Finally—and I cannot stress this enough—what will the
church culture’s response be when someone apologizes for mistakes but refuses
to change? Driscoll has been an interesting test case for this, due to the
number of times he’s hurt people and had to apologize. By and large, his
supporters always asked us to assume that the apologies were proof of heart
changes, even when Driscoll’s actions proved otherwise. How will the church
handle this issue in the future? Will it always take several years for people
to realize that pastors who flagrantly continue in a pattern of sin may, in fact,
have a pattern of flagrant sin?
The second question we should ask ourselves is whether we
will remember and support the victims of Driscoll’s unhealthy behavior. They
are, after all, the reason this problem should come to light, yet so often they’re
forgotten in the excitement of scandal. Victims often fall by the wayside when
high-profile people hurt them, because it’s more fun to analyze the
high-profile perpetrator than sit in sorrow with the hurting. Being in solidarity
with them means asking not only “What happened here?” but also “What do we do
to prevent this next time?”
Let’s not forget the Mars Hill pastors who changed their
personalities, lost their peace of mind, or lost
their jobs due to the church’s
“culture of fear.” Let’s remember them and actively build ministry attitudes
that value love and care.
Let’s remember the people whose lives were invaded and
harmed by over-zealous “church discipline,” and let’s start conversations about
what Matthew 18 accountability looks like in responsible, non-controlling
Let’s consider the people who lost friendships because of
ill-applied notions of “shunning” within the Mars Hill system. We must
encourage a church culture of open arms instead of closed doors.
Let’s allow ourselves outrage that men who differed from
the lead pastor were belittled as un-masculine. Let’s acknowledge that women
were gaslighted, limited, degraded, controlled, and used as insults—and channel
the energy of our indignation into a public message of acceptance and gender
Let’s be mindful of the people who shouldered the label of
“sinful” because they had questions about these questionable things.
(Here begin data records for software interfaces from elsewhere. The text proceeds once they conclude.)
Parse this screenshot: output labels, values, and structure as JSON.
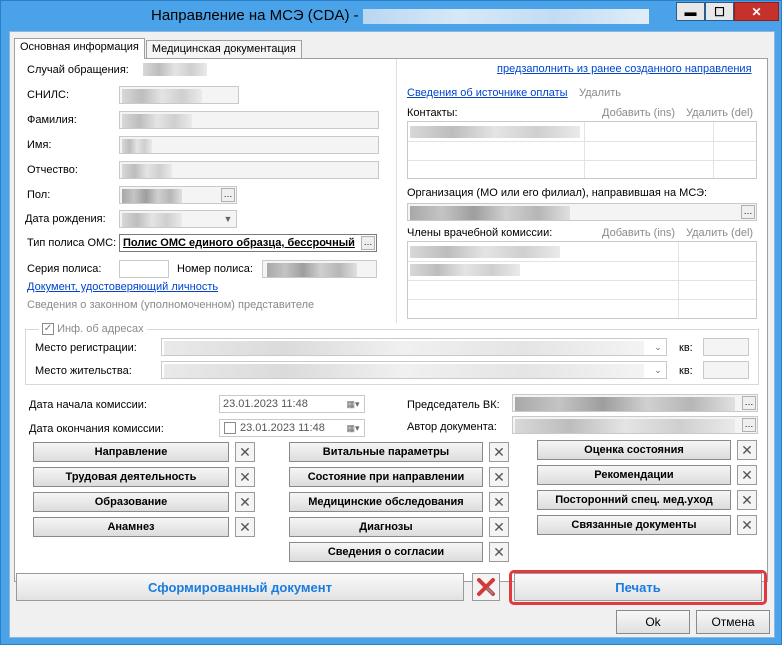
{
  "window": {
    "title": "Направление на МСЭ (CDA) -",
    "minimize": "▬",
    "maximize": "☐",
    "close": "✕"
  },
  "tabs": [
    {
      "label": "Основная информация"
    },
    {
      "label": "Медицинская документация"
    }
  ],
  "left": {
    "case_label": "Случай обращения:",
    "prefill_link": "предзаполнить из ранее созданного направления",
    "snils_label": "СНИЛС:",
    "surname_label": "Фамилия:",
    "name_label": "Имя:",
    "patronymic_label": "Отчество:",
    "sex_label": "Пол:",
    "birthdate_label": "Дата рождения:",
    "policy_type_label": "Тип полиса ОМС:",
    "policy_type_value": "Полис ОМС единого образца, бессрочный",
    "policy_series_label": "Серия полиса:",
    "policy_number_label": "Номер полиса:",
    "identity_doc_link": "Документ, удостоверяющий личность",
    "representative_text": "Сведения о законном (уполномоченном) представителе"
  },
  "right": {
    "payment_source_link": "Сведения об источнике оплаты",
    "payment_delete": "Удалить",
    "contacts_label": "Контакты:",
    "add_ins": "Добавить (ins)",
    "del_del": "Удалить (del)",
    "org_label": "Организация (МО или его филиал), направившая на МСЭ:",
    "commission_label": "Члены врачебной комиссии:"
  },
  "address": {
    "group_label": "Инф. об адресах",
    "registration_label": "Место регистрации:",
    "residence_label": "Место жительства:",
    "apt_label": "кв:"
  },
  "commission": {
    "start_label": "Дата начала комиссии:",
    "start_value": "23.01.2023 11:48",
    "end_label": "Дата окончания комиссии:",
    "end_value": "23.01.2023 11:48",
    "chair_label": "Председатель ВК:",
    "author_label": "Автор документа:"
  },
  "sections": {
    "col1": [
      "Направление",
      "Трудовая деятельность",
      "Образование",
      "Анамнез"
    ],
    "col2": [
      "Витальные параметры",
      "Состояние при направлении",
      "Медицинские обследования",
      "Диагнозы",
      "Сведения о согласии"
    ],
    "col3": [
      "Оценка состояния",
      "Рекомендации",
      "Посторонний спец. мед.уход",
      "Связанные документы"
    ]
  },
  "bottom": {
    "generated_doc": "Сформированный документ",
    "print": "Печать",
    "ok": "Ok",
    "cancel": "Отмена"
  },
  "colors": {
    "accent": "#1a7be0",
    "highlight": "#e0393e"
  }
}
Let’s be
clear with pastors and churches that accountability is important and healthy.
Let’s feel compassion for gay individuals who saw
themselves held up as punching bags instead of hearing responsible theological
discussion about homosexuality. Let’s never turn gay individuals into a joke.
Let’s be grown-up citizens for a few seconds and notice
that people’s intellectual property was stolen over the course of several
books. Let’s have standards equal to your average 18-year-old English 101 student
and call that what it is: plagiarism.
Let’s soberly remember that people who spoke up about these
things were called names. Divisive, bitter, grudge-holders, wrong, sinful,
crazy. Let’s commit to recognizing spiritual abuse and taking it seriously.
(Let’s also agree not to call women penis homes anymore.
Add this to the list of things I never thought I’d have to say.)
It is vital for the church to use this high-profile moment
for serious reflection about the nature of abuse, the signs of denial, and the
office of pastor.
To be honest, I’d rather turn the spotlight on those things
than continue to obsess about Driscoll in particular. I wish him no harm, only
that he would come to accept responsibility for what he’s done (that always
looks messy but is always ultimately a good thing for the offender and the
offended). I know that Jesus loves him just as much as me, and sees both our
sins, and I’m okay with that, and none of that means we ignore the hurt that
victims are going through. Love is big enough to love everyone. Love is big
enough to make everyone look at their ugly truths, and then offer a way out.
I pray this opens a chapter of greater awareness about spiritual
abuse in the North American church world. I pray that somehow, all of this
turns out right.
I also pray that it will be a little while before I have to
read anything else written by Mark Driscoll. I may not wish the man any harm,
but I sure could use a break from him.